Anticentromere antibody (ACA) pattern:
-A positive test for ACA is strongly associated with calcinosis, Raynaud phenomenon, esophageal dysmotility, syndactyly, and telangiectasia (CREST) syndrome; in various reported clinical studies ACA occurs in 50% to 96% of patients with CREST syndrome.
-The presence of detectable levels of ACA may antedate the appearance of diagnostic clinical features of CREST syndrome, in some cases by several years.
The incidence of low-titer antinuclear antibodies (ANA) positives increases with age in normal individuals.
For positive ANA titers of > or =1:160, and for all ANA titers whenever there is a strong clinical suspicion of rheumatic disease, we recommend follow up using the assays ADNA/200043 DNA Double-Stranded (dsDNA) Antibodies, IgG, Serum and ENAE/200047 Antibody to Extractable Nuclear Antigen Evaluation, Serum.
Cautions Discusses conditions that may cause diagnostic confusion, including improper specimen collection and handling, inappropriate test selection, and interfering substances
This test is a laboratory diagnostic aid and by itself is not diagnostic. Positive results of this test may occur in apparently healthy people. Therefore, the results of this test must be interpreted by a medical authority in the context of the patient's total clinical condition.

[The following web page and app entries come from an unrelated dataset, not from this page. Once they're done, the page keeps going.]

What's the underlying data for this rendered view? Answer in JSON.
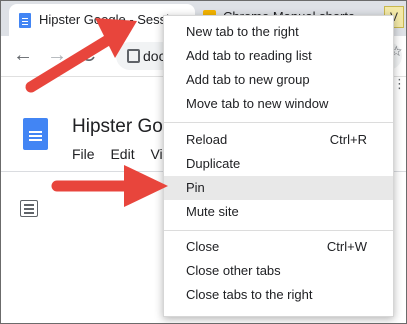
{
  "browser": {
    "active_tab_title": "Hipster Google - Sessi",
    "close_glyph": "×",
    "second_tab_title": "Chrome Manual shortc",
    "third_tab_letter": "V",
    "omnibox_text": "doc",
    "back_glyph": "←",
    "forward_glyph": "→",
    "reload_glyph": "C",
    "star_glyph": "☆",
    "kebab_glyph": "⋮"
  },
  "document": {
    "title": "Hipster Google",
    "menu": [
      "File",
      "Edit",
      "Vi"
    ]
  },
  "context_menu": {
    "groups": [
      [
        {
          "label": "New tab to the right",
          "shortcut": ""
        },
        {
          "label": "Add tab to reading list",
          "shortcut": ""
        },
        {
          "label": "Add tab to new group",
          "shortcut": ""
        },
        {
          "label": "Move tab to new window",
          "shortcut": ""
        }
      ],
      [
        {
          "label": "Reload",
          "shortcut": "Ctrl+R"
        },
        {
          "label": "Duplicate",
          "shortcut": ""
        },
        {
          "label": "Pin",
          "shortcut": "",
          "highlighted": true
        },
        {
          "label": "Mute site",
          "shortcut": ""
        }
      ],
      [
        {
          "label": "Close",
          "shortcut": "Ctrl+W"
        },
        {
          "label": "Close other tabs",
          "shortcut": ""
        },
        {
          "label": "Close tabs to the right",
          "shortcut": ""
        }
      ]
    ]
  },
  "colors": {
    "annotation_arrow": "#e8453c",
    "menu_highlight": "#e8e8e8",
    "docs_blue": "#4285f4"
  }
}
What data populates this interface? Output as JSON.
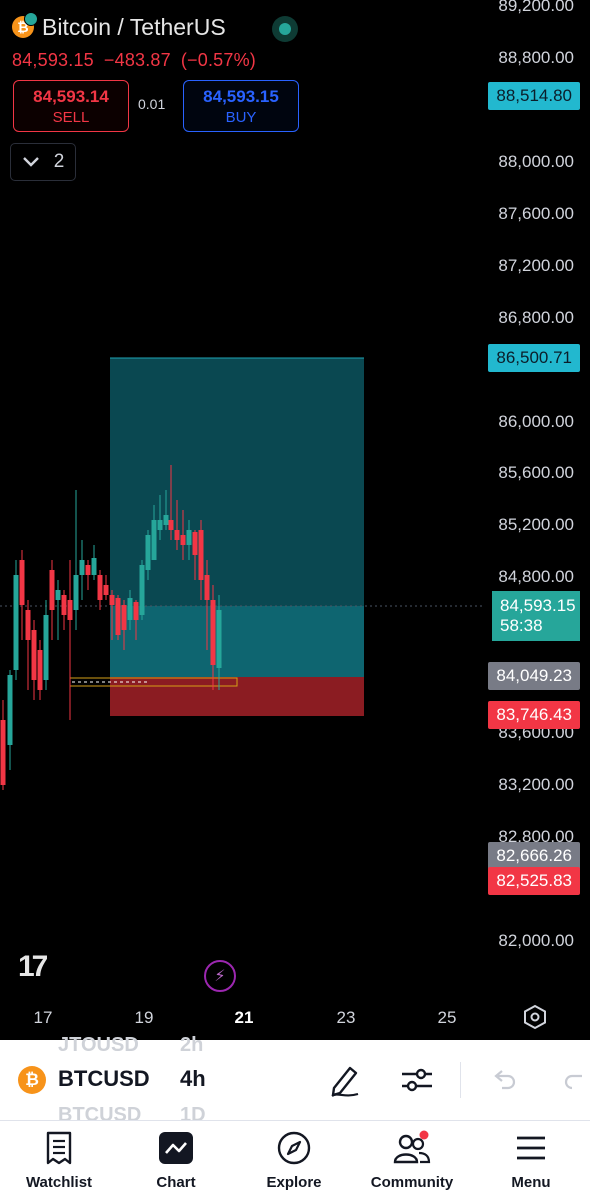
{
  "header": {
    "title": "Bitcoin / TetherUS",
    "last_price": "84,593.15",
    "change": "−483.87",
    "change_pct": "(−0.57%)",
    "sell_price": "84,593.14",
    "sell_label": "SELL",
    "spread": "0.01",
    "buy_price": "84,593.15",
    "buy_label": "BUY",
    "indicators_count": "2"
  },
  "price_scale": {
    "ticks": [
      "89,200.00",
      "88,800.00",
      "88,000.00",
      "87,600.00",
      "87,200.00",
      "86,800.00",
      "86,000.00",
      "85,600.00",
      "85,200.00",
      "84,800.00",
      "83,600.00",
      "83,200.00",
      "82,800.00",
      "82,000.00"
    ],
    "badges": {
      "target_high": "88,514.80",
      "take_profit": "86,500.71",
      "current_price": "84,593.15",
      "countdown": "58:38",
      "entry": "84,049.23",
      "stop_loss": "83,746.43",
      "level_a": "82,666.26",
      "level_b": "82,525.83"
    }
  },
  "time_scale": {
    "ticks": [
      "17",
      "19",
      "21",
      "23",
      "25"
    ],
    "active": "21"
  },
  "symbol_bar": {
    "ghost_prev_symbol": "JTOUSD",
    "ghost_prev_tf": "2h",
    "symbol": "BTCUSD",
    "timeframe": "4h",
    "ghost_next_symbol": "BTCUSD",
    "ghost_next_tf": "1D"
  },
  "nav": {
    "items": [
      {
        "label": "Watchlist",
        "icon": "watchlist-icon"
      },
      {
        "label": "Chart",
        "icon": "chart-icon"
      },
      {
        "label": "Explore",
        "icon": "compass-icon"
      },
      {
        "label": "Community",
        "icon": "community-icon"
      },
      {
        "label": "Menu",
        "icon": "menu-icon"
      }
    ]
  },
  "colors": {
    "up": "#26a69a",
    "down": "#f23645",
    "profit_zone": "#0f5a62",
    "loss_zone": "#8b1c22",
    "accent_blue": "#2962ff"
  }
}
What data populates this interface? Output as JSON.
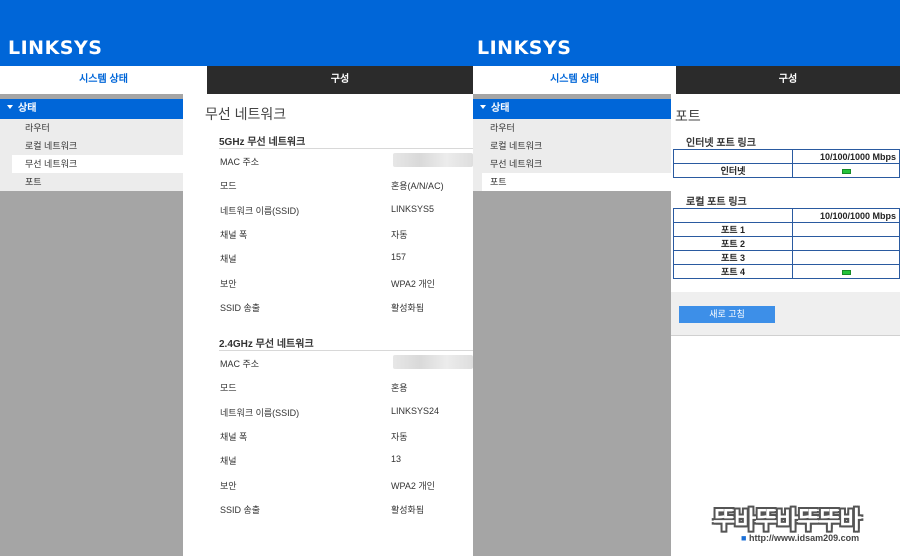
{
  "left": {
    "logo": "LINKSYS",
    "tabs": {
      "status": "시스템 상태",
      "config": "구성"
    },
    "sidebar": {
      "header": "상태",
      "items": [
        "라우터",
        "로컬 네트워크",
        "무선 네트워크",
        "포트"
      ]
    },
    "page_title": "무선 네트워크",
    "wifi5": {
      "title": "5GHz 무선 네트워크",
      "rows": [
        {
          "label": "MAC 주소",
          "value": ""
        },
        {
          "label": "모드",
          "value": "혼용(A/N/AC)"
        },
        {
          "label": "네트워크 이름(SSID)",
          "value": "LINKSYS5"
        },
        {
          "label": "채널 폭",
          "value": "자동"
        },
        {
          "label": "채널",
          "value": "157"
        },
        {
          "label": "보안",
          "value": "WPA2 개인"
        },
        {
          "label": "SSID 송출",
          "value": "활성화됨"
        }
      ]
    },
    "wifi24": {
      "title": "2.4GHz 무선 네트워크",
      "rows": [
        {
          "label": "MAC 주소",
          "value": ""
        },
        {
          "label": "모드",
          "value": "혼용"
        },
        {
          "label": "네트워크 이름(SSID)",
          "value": "LINKSYS24"
        },
        {
          "label": "채널 폭",
          "value": "자동"
        },
        {
          "label": "채널",
          "value": "13"
        },
        {
          "label": "보안",
          "value": "WPA2 개인"
        },
        {
          "label": "SSID 송출",
          "value": "활성화됨"
        }
      ]
    }
  },
  "right": {
    "logo": "LINKSYS",
    "tabs": {
      "status": "시스템 상태",
      "config": "구성"
    },
    "sidebar": {
      "header": "상태",
      "items": [
        "라우터",
        "로컬 네트워크",
        "무선 네트워크",
        "포트"
      ]
    },
    "page_title": "포트",
    "internet": {
      "title": "인터넷 포트 링크",
      "speed_header": "10/100/1000 Mbps",
      "ports": [
        {
          "name": "인터넷",
          "link": true
        }
      ]
    },
    "local": {
      "title": "로컬 포트 링크",
      "speed_header": "10/100/1000 Mbps",
      "ports": [
        {
          "name": "포트 1",
          "link": false
        },
        {
          "name": "포트 2",
          "link": false
        },
        {
          "name": "포트 3",
          "link": false
        },
        {
          "name": "포트 4",
          "link": true
        }
      ]
    },
    "refresh_label": "새로 고침"
  },
  "watermark": {
    "text": "뚜바뚜바뚜뚜바",
    "url": "http://www.idsam209.com"
  },
  "colors": {
    "brand_blue": "#0066d8",
    "dark_tab": "#2b2b2b",
    "sidebar_gray": "#a5a5a5",
    "led_green": "#24c43a"
  }
}
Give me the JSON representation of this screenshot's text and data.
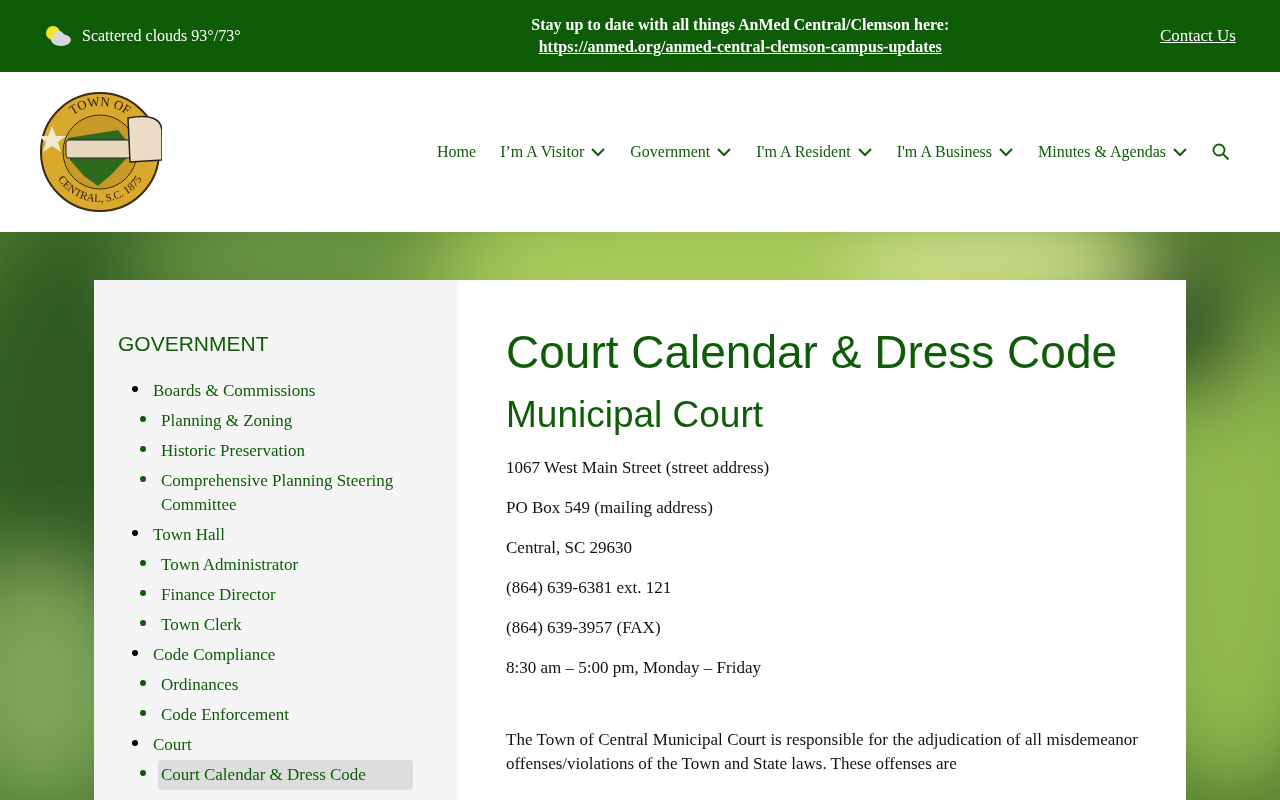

Sera from systemic lupus erythematosus patients undergoing steroid therapy may give negative test results.
No definitive association between the pattern of nuclear fluorescence and any specific disease state is intended with this test.
Many drugs (eg, hydralazine, procainamide) may induce antinuclear antibodies production.
Reference Values Describes reference intervals and additional information for interpretation of test results. May include intervals based on age and sex when appropriate. Intervals are Mayo-derived, unless otherwise designated. If an interpretive report is provided, the reference value field will state this.
Negative (titer of <1:40)
If positive, pattern will be reported and serum will be titered.
Clinical References Provides recommendations for further in-depth reading of a clinical nature
1. Bradwell AR, Stokes RP, Johnson GD: Atlas of HEp-2 patterns. San Diego, CA. The Binding Site, 1995, pp 9, 10, 19, 38-54
2. Fritzler MJ: Immunofluorescent antinuclear antibody test. In Manual of Clinical Laboratory Immunology. Fourth edition. Edited by NR Rose, EC De Macario. Washington, DC, ASM Press, 1992, pp 724-727
3. McCarty GA, Valencia DW, Fritzler MJ: Antinuclear antibodies. In Contemporary Techniques and Clinical Application to Connective Tissue Diseases. Oxford University Press, Inc, 1984, p 3
4. Stites DP, Terr AI: Basic and Clinical Immunology. Seventh edition. Edited by DP Stites, AI Terr. Norwalk, CT. Appleton & Lange, 1991, p 220